Realizing the utopian visions of the wireless world requires continued innovation, and indeed, the innovation occurring in the wireless arena today is nothing short of amazing. Throughout the long history of radio, wireless has been largely concerned with long range and limited throughput. Today's focus is on broadband: offering higher data rates, capable of carrying many simultaneous interactions, increasingly in support of voice, data, video, and converged applications. We are now closer than ever before to achieving wireless broadband capabilities, and the future looks bright indeed. While the wireless industry is reaching a level of maturity to be celebrated, it is also vital to recognize that in many ways, we are just beginning to explore a new era of computing and communications, and more innovations will be required to realize the full potential. It is also worth noting that while data is overtaking voice in many parts of the world, in developing countries, voice remains the primary revenue stream for operators, and most of this comes not from the purchase of new handsets but from sales of reconditioned ones.
As discussed in Chapter 13, "Wireless Communications Basics," we still face substantial challenges, largely due to the fact that wireless is constrained by the inverse relationship between distance and throughput. In addition, the interactions of the radio signals with their surrounding environment result in a variety of impairments and degradations due to path loss, multipath, adverse weather, obstacles, interference, and so on. For wireless to compete effectively with its wired counterparts, innovations must continue. Fortunately, new solutions that are vital to realizing broadband wireless are emerging, including access to more radio spectrum, or bandwidth, improved modulation schemes and related elements, and advances in wireless network protocols. However, even with these improvements, the basic relationship between distance and throughout must always remain a foremost consideration.

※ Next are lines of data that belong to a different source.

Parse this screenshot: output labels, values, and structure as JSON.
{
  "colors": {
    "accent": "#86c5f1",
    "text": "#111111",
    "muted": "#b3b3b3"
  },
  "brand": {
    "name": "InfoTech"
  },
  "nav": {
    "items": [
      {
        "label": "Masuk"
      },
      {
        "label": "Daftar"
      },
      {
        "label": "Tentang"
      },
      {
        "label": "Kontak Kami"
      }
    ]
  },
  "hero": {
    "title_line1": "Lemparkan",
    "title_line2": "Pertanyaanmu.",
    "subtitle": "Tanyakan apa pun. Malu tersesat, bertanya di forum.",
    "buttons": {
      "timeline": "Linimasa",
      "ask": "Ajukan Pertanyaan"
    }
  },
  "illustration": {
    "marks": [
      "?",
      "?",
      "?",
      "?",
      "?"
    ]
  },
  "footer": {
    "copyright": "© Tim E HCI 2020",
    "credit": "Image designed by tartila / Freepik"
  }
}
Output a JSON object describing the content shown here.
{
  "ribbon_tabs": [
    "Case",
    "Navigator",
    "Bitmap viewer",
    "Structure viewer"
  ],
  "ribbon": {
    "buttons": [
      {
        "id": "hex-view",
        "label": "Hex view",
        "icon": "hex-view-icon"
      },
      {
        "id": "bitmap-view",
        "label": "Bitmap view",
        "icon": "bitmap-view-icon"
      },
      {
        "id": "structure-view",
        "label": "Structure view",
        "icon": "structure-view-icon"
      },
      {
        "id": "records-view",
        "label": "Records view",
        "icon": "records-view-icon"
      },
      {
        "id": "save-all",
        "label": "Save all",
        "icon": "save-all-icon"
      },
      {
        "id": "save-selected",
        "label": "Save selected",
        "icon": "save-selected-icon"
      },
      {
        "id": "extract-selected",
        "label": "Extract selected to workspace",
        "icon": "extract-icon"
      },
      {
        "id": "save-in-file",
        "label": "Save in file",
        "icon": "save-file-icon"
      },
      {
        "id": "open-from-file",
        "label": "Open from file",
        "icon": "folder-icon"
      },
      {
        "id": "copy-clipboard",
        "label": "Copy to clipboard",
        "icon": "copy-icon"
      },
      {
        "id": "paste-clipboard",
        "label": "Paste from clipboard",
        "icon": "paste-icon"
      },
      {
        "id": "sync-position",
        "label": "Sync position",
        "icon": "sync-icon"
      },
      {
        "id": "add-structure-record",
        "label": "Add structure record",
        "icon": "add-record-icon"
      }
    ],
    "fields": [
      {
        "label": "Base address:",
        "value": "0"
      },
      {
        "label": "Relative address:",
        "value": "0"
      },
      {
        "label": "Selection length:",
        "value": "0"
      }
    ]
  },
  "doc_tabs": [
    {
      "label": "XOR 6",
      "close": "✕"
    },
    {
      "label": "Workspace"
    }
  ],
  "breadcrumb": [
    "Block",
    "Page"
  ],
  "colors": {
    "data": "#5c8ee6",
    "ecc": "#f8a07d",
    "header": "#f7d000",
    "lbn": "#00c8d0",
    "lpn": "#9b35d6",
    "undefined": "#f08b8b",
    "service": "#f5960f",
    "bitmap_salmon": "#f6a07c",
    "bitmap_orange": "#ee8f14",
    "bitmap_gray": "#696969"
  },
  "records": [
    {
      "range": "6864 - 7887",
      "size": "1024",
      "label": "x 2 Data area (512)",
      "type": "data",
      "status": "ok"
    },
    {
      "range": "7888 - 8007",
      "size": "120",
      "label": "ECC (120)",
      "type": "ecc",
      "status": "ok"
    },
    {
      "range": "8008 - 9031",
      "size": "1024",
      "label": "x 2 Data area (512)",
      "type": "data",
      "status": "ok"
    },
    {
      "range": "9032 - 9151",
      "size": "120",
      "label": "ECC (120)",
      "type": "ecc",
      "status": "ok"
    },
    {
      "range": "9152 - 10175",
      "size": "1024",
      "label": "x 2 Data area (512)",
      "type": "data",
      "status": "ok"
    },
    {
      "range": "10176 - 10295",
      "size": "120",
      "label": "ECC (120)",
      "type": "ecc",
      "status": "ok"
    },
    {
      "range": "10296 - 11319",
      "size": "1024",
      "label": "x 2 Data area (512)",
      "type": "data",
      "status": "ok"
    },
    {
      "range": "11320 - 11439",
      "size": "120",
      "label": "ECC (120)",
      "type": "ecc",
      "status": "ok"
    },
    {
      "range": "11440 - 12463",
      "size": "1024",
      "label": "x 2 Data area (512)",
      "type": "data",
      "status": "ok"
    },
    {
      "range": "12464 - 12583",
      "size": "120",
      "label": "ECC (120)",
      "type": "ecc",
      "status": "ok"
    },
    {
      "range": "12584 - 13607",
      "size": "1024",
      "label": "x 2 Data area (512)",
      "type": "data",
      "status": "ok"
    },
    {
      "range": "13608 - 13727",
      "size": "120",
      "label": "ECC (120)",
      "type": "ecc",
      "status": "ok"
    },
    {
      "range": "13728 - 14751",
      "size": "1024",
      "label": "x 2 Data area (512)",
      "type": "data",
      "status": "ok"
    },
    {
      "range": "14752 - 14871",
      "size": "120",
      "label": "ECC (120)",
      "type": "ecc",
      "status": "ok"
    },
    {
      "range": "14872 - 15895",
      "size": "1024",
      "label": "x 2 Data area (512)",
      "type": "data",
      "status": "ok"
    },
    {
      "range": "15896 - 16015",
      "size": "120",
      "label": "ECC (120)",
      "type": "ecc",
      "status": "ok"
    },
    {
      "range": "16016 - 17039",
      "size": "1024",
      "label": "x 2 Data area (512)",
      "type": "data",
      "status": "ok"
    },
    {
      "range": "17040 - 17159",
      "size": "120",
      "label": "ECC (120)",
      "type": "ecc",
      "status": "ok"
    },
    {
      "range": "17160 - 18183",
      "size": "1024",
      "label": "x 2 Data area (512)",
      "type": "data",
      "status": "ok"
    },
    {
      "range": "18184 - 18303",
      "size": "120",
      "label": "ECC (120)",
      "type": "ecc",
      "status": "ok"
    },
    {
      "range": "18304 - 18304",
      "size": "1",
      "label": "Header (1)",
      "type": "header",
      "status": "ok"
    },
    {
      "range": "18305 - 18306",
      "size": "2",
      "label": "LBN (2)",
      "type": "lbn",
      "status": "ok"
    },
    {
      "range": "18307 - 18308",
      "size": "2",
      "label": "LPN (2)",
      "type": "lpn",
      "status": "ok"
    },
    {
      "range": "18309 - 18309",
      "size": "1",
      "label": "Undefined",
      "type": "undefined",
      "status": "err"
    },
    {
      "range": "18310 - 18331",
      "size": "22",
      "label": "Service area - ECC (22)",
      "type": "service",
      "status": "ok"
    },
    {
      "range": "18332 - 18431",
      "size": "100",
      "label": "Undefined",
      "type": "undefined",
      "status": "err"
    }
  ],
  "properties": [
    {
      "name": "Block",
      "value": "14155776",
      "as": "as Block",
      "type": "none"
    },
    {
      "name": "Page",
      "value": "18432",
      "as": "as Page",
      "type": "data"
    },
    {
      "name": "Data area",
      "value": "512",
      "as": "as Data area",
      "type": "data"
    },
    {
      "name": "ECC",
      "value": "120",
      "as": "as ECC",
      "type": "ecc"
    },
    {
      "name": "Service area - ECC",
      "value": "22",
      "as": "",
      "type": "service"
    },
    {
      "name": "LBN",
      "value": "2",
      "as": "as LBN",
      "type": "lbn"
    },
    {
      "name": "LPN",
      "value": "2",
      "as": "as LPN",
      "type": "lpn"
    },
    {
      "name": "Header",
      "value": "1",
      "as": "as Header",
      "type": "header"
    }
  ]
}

The wireless landscape is very much colored by range, moving from shorter- to longer-reach technologies, culminating in a future where multiple radio systems will be integrated into a single device. The idea of having one universal radio is very compelling. It is therefore likely that the future holds a combination of both WLAN and WWAN technologies as the preferred solution for most enterprise users. The following sections describe some of the key emerging applications in wireless telecommunications: the handset revolution, Mobile IP, the IP Multimedia Subsystem (IMS), mobile gaming, mobile video, mobile TV, and mobile content.
The Handset Revolution
Part I: Communications Fundamentals
Telecommunications Technology Fundamentals
Traditional Transmission Media
Establishing Communications Channels
Part II: Data Networking and the Internet
Data Communications Basics
Local Area Networking
Wide Area Networking
The Internet and IP Infrastructures
Part III: The New Generation of Networks
Broadband Access Alternatives
Part IV: Wireless Communications
Wireless Communications Basics
WMANs, WLANs, and WPANs
Emerging Wireless Applications